Upisode 40: Reproductive justice advocate Kirsten Harris-Talley stopped by the bookstore and recounted her whirlwind 51 days as a city councilmember; she sheds light on how the “dominoes had to fall” for such an unlikely event to occur and also shares how her uniquely prepared team stepped into place just in time for budget season, “the Super Bowl of the city council.”  Kirsten then walks Ian through her unique childhood as a biracial, churchgoing youth in the rural poverty of small-town Missouri, and how that spells out so much of the contemporary political moment.  The two discuss ideology v. leadership style as a barometer for elected officials, and Kirsten plugs the work being done by her group SURGE Reproductive Justice.

About Kirsten Harris-Talley

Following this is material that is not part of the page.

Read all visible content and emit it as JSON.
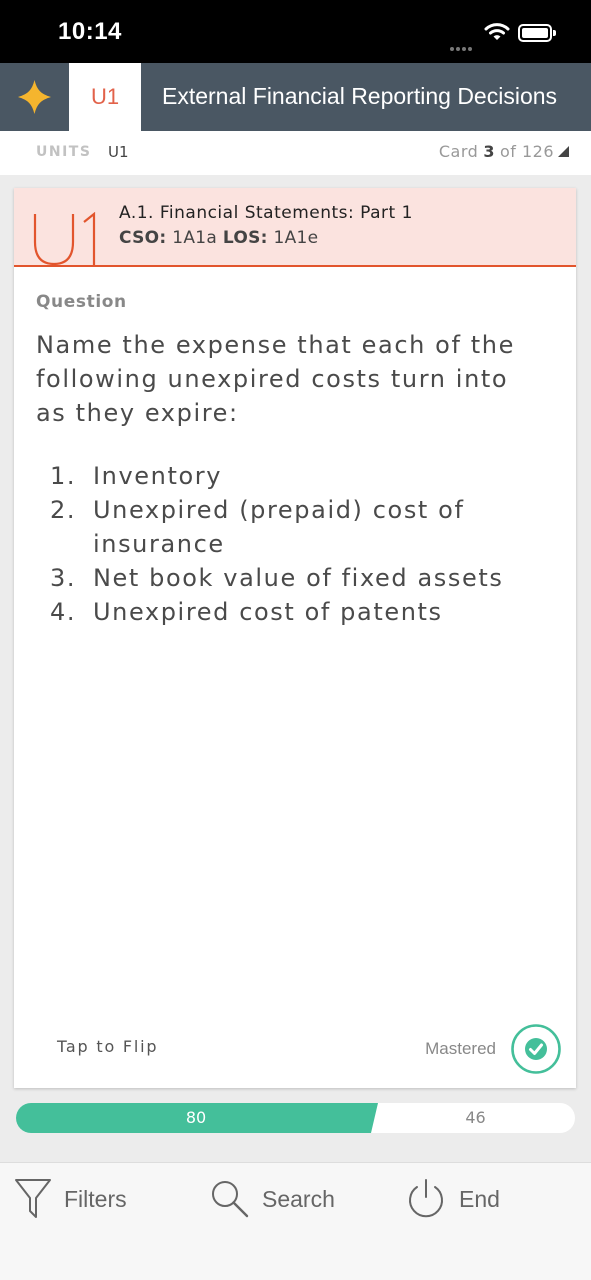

Kirsten Harris-Talley grew up in rural Missouri and, after a stint in Chicago, now has a long record of advocacy and public service in the Seattle area. She brings over 15 years of experience in cultural proficiency, program implementation, and organizational development to her role as Program Director at Progress Alliance of Washington, a nonprofit organization focusing on systematic improvements that make Washington State a healthy place to live with shared economic success and security, and a democracy that works for its people by giving substantial grants to over a dozen projects and start-up organizations each year; Kirsten oversees the group’s funding portfolio, development of new programs and coordinates political strategy.  She is also a founding board member of SURGE Reproductive Justice, a group dedicated to access, engagement, freedom, and human dignity in the reproductive and family planning spaces.   On the heels of a major policy victory ensuring reproductive equity for incarcerated women, SURGE recently launched the Prison Doula Project in partnership with local doulas and prison support organizations.

In October 2017, the Seattle City Council appointed Kirsten to serve a two-month temporary term left vacant by Tim Burgess’s appointment as temporary mayor in the wake of Ed Murray’s sudden departure.  Her unconventional, yet deeply effective 51-day stint in the at-large seat now held by Teresa Mosqueda garnered outsized attention for her attention to detail on focus on the city budget as a moral document, and — coupled with her uniquely high likeability across Seattle — has generated questions about a future “full time” run.

For now, Kirsten says, she makes the most of her limited downtime cooking and rocking the karaoke mic with her husband Jason and their two children.